If a system is operated in a framework of control that has the ability to trend specific information and keep that information so it can be recalled when necessary, this is an extremely effective way to troubleshoot an existing system when problems arise. Simply going back to look at trend data for the key operating parameters when the system was running well and comparing that information to what is currently happening can provide guidance as to where to start the troubleshooting process. This can minimize costly downtime and lost production as well as wasted worker time.
Many industries are finding it difficult to keep a fully staffed workforce. In those cases, an important area of the operation, preventative maintenance (PM), often suffers. By installing the right instrumentation to collect a pneumatic conveying system’s key performance indicators and using artificial intelligence to analyze that information, processors can realize several benefits, including:
- Recognizing a developing problem in its earliest stages and making operators aware of the situation and the speed at which the problem is growing, as well as potential steps that can be taken to prevent a catastrophic event from occurring;

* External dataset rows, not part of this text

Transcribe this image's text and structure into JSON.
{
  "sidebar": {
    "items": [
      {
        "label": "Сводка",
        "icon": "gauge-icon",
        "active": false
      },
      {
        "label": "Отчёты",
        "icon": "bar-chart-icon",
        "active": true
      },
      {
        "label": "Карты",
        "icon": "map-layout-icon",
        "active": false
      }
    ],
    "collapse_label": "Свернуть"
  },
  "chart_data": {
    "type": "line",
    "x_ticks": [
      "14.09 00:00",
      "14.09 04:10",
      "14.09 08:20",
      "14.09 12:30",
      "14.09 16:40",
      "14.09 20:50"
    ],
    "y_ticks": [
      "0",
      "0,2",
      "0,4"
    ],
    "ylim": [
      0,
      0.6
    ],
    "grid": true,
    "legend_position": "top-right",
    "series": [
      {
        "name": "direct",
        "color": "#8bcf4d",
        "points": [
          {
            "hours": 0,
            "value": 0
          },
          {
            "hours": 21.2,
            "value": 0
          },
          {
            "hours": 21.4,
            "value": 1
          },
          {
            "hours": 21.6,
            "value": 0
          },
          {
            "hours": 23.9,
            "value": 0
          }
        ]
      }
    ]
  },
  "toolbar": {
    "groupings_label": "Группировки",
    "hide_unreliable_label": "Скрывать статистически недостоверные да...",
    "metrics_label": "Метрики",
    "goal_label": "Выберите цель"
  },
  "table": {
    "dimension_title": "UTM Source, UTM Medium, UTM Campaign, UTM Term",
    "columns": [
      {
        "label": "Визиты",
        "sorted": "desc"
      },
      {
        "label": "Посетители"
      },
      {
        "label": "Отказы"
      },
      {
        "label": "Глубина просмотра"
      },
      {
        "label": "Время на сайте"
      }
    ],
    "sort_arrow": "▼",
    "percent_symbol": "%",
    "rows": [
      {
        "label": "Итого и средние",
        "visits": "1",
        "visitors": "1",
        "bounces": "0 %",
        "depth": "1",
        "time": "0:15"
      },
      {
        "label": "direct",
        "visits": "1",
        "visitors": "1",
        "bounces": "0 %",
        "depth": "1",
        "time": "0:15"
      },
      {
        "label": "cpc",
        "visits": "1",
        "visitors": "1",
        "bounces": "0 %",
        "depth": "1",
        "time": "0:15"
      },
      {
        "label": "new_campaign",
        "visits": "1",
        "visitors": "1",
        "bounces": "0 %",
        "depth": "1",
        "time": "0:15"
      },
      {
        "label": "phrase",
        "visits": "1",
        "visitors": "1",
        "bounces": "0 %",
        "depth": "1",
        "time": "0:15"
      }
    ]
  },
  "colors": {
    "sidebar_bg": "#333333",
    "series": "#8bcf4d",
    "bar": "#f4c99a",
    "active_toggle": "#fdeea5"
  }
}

- Identifying operating hours for machinery that typically needs rebuilding or lubrication intervals, etc., and generating PM reports to let the maintenance staff know that work will soon be required so they can plan maintenance proactively rather than just reacting when an unscheduled shutdown occurs;
- Monitoring key operating parameters so that, when a problem is starting to develop, operators can begin searching the available database of past performance to look for previous case studies/solutions and their root causes. This use of information captured within the system operating narrative can minimize the expense and time required to troubleshoot and solve a problem that has been previously addressed and documented.

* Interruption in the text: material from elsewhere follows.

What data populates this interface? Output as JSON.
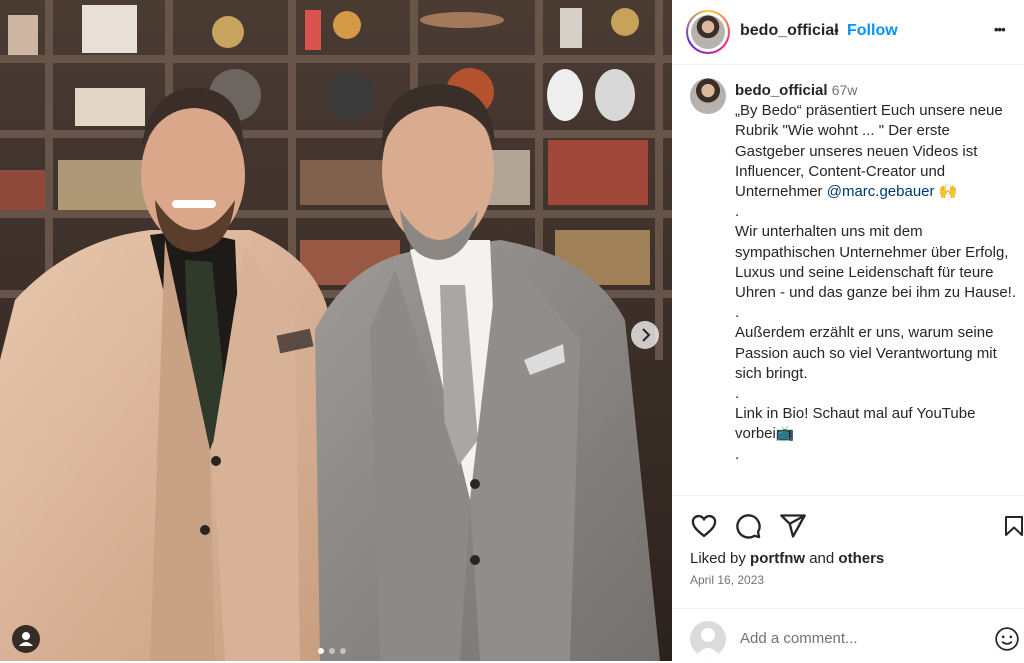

Inventory instrumentation can be important for optimizing the performance of an existing system or for establishing a benchmark for future design. Keeping track of material inventory and validating material used as part of recipe formulations or ingredients in batch formulations is easily accomplished.
Rising costs and longer lead times for raw materials have made it more important than ever to track exactly what materials are in the plant, where they are located and when they should be reordered. Instruments are available that can track bulk material inventory levels on a real-time basis or on a less frequent basis using point-level instrumentation.
As bulk materials are loaded into bulk carriers such as trucks or rail cars or more consumer friendly packages such as boxes, cans and bottles, their specific barcoding provides ample opportunity to capture the information required to automatically manage inventory levels of the finished products, what raw materials and process operations need to be scheduled for the next production run, and the inventory levels of the bottles, boxes and bags being used as part of the loadout operations.
Figure 1 shows a piping and instrumentation diagram (P&ID) for a hypothetical pneumatic conveying system indicating the available instrumentation options. No system would ever need to be instrumented with all of the options shown because several of the options have overlapping functionality. The best instrumentation choices for any given system depend on the material being conveyed and the application.
The best way to determine if an existing system is a good candidate for added instrumentation is to consider how much downtime is occurring, how many personnel hours are being expended to find and analyze problems, and then how much more time and costs are being expended to implement solutions. If you have a system that is experiencing those conditions, that would be a good place to start adding instrumentation and updating the system operating narrative or software to incorporate the new information that is available.
Jack Hilbert is principal consultant for Pneumatic Conveying Consultants, LLC. He holds a BS and an MS in mechanical engineering from Penn State University, State College, PA, and has more than 48 years of experience in the application, design, detailed engineering, installation and operation of pneumatic conveying systems.
Pneumatic Conveying Consultants, LLC.